## Items from an interface collection
▬▬▬▬▬▬

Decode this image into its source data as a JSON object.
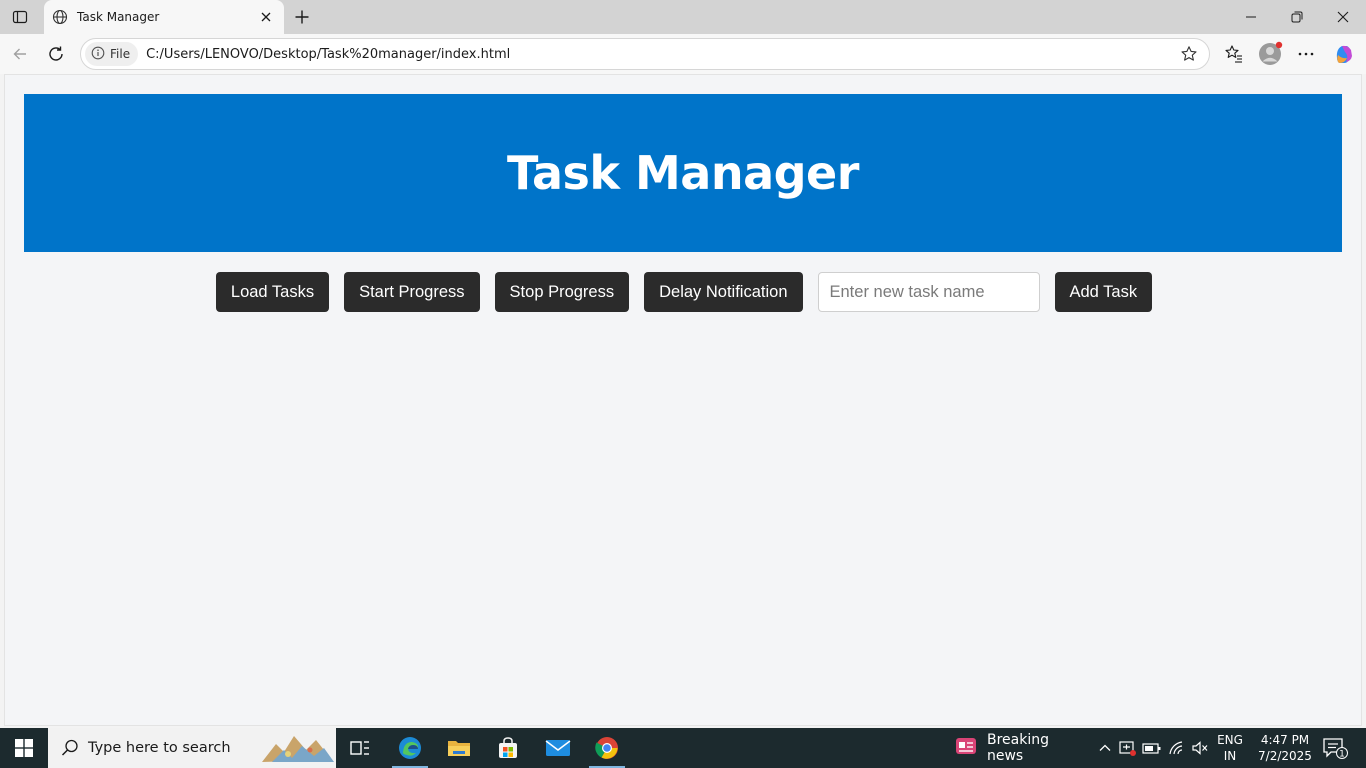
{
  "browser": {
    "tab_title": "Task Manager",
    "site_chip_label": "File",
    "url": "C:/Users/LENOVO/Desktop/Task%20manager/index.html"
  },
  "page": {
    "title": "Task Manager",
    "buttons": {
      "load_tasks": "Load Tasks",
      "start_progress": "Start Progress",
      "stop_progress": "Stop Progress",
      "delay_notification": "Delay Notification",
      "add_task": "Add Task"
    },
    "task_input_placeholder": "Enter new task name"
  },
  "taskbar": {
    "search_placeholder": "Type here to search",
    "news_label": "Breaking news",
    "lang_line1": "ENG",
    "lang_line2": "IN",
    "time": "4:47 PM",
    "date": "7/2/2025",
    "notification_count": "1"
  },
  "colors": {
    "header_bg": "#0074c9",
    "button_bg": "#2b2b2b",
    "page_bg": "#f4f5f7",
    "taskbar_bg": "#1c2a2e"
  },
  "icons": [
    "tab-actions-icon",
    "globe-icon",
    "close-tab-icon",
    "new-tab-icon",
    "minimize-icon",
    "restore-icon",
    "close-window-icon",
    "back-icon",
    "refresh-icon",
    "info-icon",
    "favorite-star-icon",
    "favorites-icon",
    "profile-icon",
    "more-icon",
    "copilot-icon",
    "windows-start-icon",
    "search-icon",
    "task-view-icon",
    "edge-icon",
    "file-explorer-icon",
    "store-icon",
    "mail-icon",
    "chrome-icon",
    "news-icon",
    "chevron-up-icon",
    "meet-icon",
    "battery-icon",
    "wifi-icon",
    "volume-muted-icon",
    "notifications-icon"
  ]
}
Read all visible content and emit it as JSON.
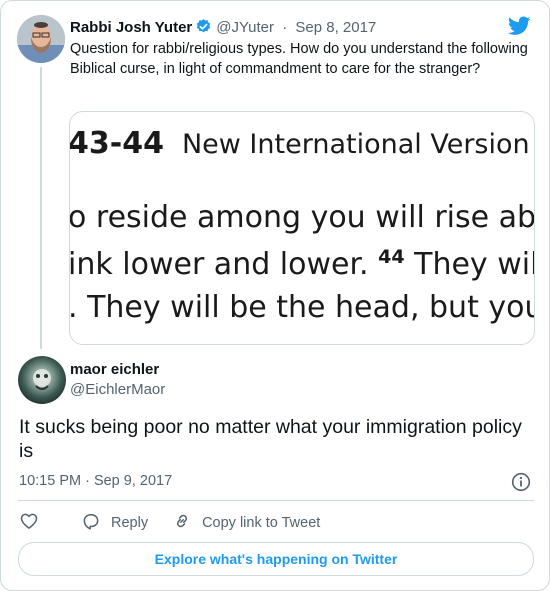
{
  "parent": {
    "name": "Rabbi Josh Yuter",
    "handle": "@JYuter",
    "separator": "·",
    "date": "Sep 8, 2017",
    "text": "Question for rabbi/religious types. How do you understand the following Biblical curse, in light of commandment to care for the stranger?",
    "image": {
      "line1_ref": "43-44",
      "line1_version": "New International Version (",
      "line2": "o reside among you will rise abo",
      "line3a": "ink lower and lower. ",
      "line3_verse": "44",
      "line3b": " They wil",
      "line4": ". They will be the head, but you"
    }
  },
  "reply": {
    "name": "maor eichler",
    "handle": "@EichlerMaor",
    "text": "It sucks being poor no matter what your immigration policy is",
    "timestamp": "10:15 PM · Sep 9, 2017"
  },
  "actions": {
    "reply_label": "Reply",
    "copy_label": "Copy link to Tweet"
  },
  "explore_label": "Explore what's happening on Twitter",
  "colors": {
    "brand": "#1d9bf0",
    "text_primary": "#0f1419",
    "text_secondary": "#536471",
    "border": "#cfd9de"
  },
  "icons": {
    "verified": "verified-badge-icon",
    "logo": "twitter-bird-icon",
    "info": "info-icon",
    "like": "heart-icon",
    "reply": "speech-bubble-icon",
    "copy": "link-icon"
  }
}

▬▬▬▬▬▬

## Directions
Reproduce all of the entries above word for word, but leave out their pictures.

## Answer to the exercise
Decode this image into its source data as a JSON object.
{
  "browser": {
    "tab_title": "Task Manager",
    "site_chip_label": "File",
    "url": "C:/Users/LENOVO/Desktop/Task%20manager/index.html"
  },
  "page": {
    "title": "Task Manager",
    "buttons": {
      "load_tasks": "Load Tasks",
      "start_progress": "Start Progress",
      "stop_progress": "Stop Progress",
      "delay_notification": "Delay Notification",
      "add_task": "Add Task"
    },
    "task_input_placeholder": "Enter new task name"
  },
  "taskbar": {
    "search_placeholder": "Type here to search",
    "news_label": "Breaking news",
    "lang_line1": "ENG",
    "lang_line2": "IN",
    "time": "4:47 PM",
    "date": "7/2/2025",
    "notification_count": "1"
  },
  "colors": {
    "header_bg": "#0074c9",
    "button_bg": "#2b2b2b",
    "page_bg": "#f4f5f7",
    "taskbar_bg": "#1c2a2e"
  },
  "icons": [
    "tab-actions-icon",
    "globe-icon",
    "close-tab-icon",
    "new-tab-icon",
    "minimize-icon",
    "restore-icon",
    "close-window-icon",
    "back-icon",
    "refresh-icon",
    "info-icon",
    "favorite-star-icon",
    "favorites-icon",
    "profile-icon",
    "more-icon",
    "copilot-icon",
    "windows-start-icon",
    "search-icon",
    "task-view-icon",
    "edge-icon",
    "file-explorer-icon",
    "store-icon",
    "mail-icon",
    "chrome-icon",
    "news-icon",
    "chevron-up-icon",
    "meet-icon",
    "battery-icon",
    "wifi-icon",
    "volume-muted-icon",
    "notifications-icon"
  ]
}
Read all visible content and emit it as JSON.
{
  "parent": {
    "name": "Rabbi Josh Yuter",
    "handle": "@JYuter",
    "separator": "·",
    "date": "Sep 8, 2017",
    "text": "Question for rabbi/religious types. How do you understand the following Biblical curse, in light of commandment to care for the stranger?",
    "image": {
      "line1_ref": "43-44",
      "line1_version": "New International Version (",
      "line2": "o reside among you will rise abo",
      "line3a": "ink lower and lower. ",
      "line3_verse": "44",
      "line3b": " They wil",
      "line4": ". They will be the head, but you"
    }
  },
  "reply": {
    "name": "maor eichler",
    "handle": "@EichlerMaor",
    "text": "It sucks being poor no matter what your immigration policy is",
    "timestamp": "10:15 PM · Sep 9, 2017"
  },
  "actions": {
    "reply_label": "Reply",
    "copy_label": "Copy link to Tweet"
  },
  "explore_label": "Explore what's happening on Twitter",
  "colors": {
    "brand": "#1d9bf0",
    "text_primary": "#0f1419",
    "text_secondary": "#536471",
    "border": "#cfd9de"
  },
  "icons": {
    "verified": "verified-badge-icon",
    "logo": "twitter-bird-icon",
    "info": "info-icon",
    "like": "heart-icon",
    "reply": "speech-bubble-icon",
    "copy": "link-icon"
  }
}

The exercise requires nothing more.